**Task brief:** Every record below should be repeated exactly, with the pictures left out.
========================================================================
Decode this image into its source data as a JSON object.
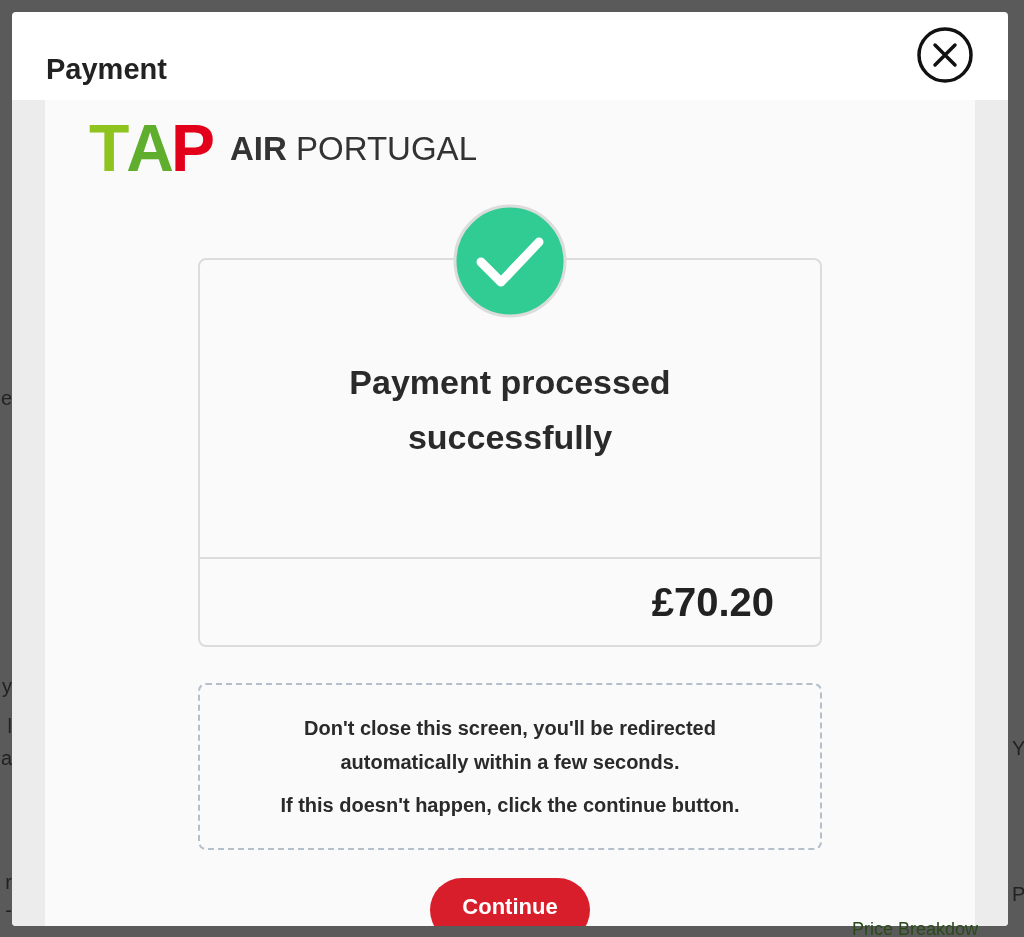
{
  "background_fragments": {
    "left": [
      "e",
      "y",
      "l",
      "a",
      "r",
      "-"
    ],
    "right": [
      "Y",
      "P",
      "Price Breakdow"
    ]
  },
  "modal": {
    "title": "Payment"
  },
  "logo": {
    "mark": [
      "T",
      "A",
      "P"
    ],
    "name": "**AIR** PORTUGAL"
  },
  "result": {
    "message": "Payment processed successfully",
    "amount": "£70.20"
  },
  "notice": [
    "Don't close this screen, you'll be redirected automatically within a few seconds.",
    "If this doesn't happen, click the continue button."
  ],
  "buttons": [
    "Continue"
  ]
}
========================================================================
**Solution:**
Decode this image into its source data as a JSON object.
{
  "background_fragments": {
    "left": [
      "e",
      "y",
      "l",
      "a",
      "r",
      "-"
    ],
    "right": [
      "Y",
      "P",
      "Price Breakdow"
    ]
  },
  "modal": {
    "title": "Payment"
  },
  "logo": {
    "mark": [
      "T",
      "A",
      "P"
    ],
    "name": "**AIR** PORTUGAL"
  },
  "result": {
    "message": "Payment processed successfully",
    "amount": "£70.20"
  },
  "notice": [
    "Don't close this screen, you'll be redirected automatically within a few seconds.",
    "If this doesn't happen, click the continue button."
  ],
  "buttons": [
    "Continue"
  ]
}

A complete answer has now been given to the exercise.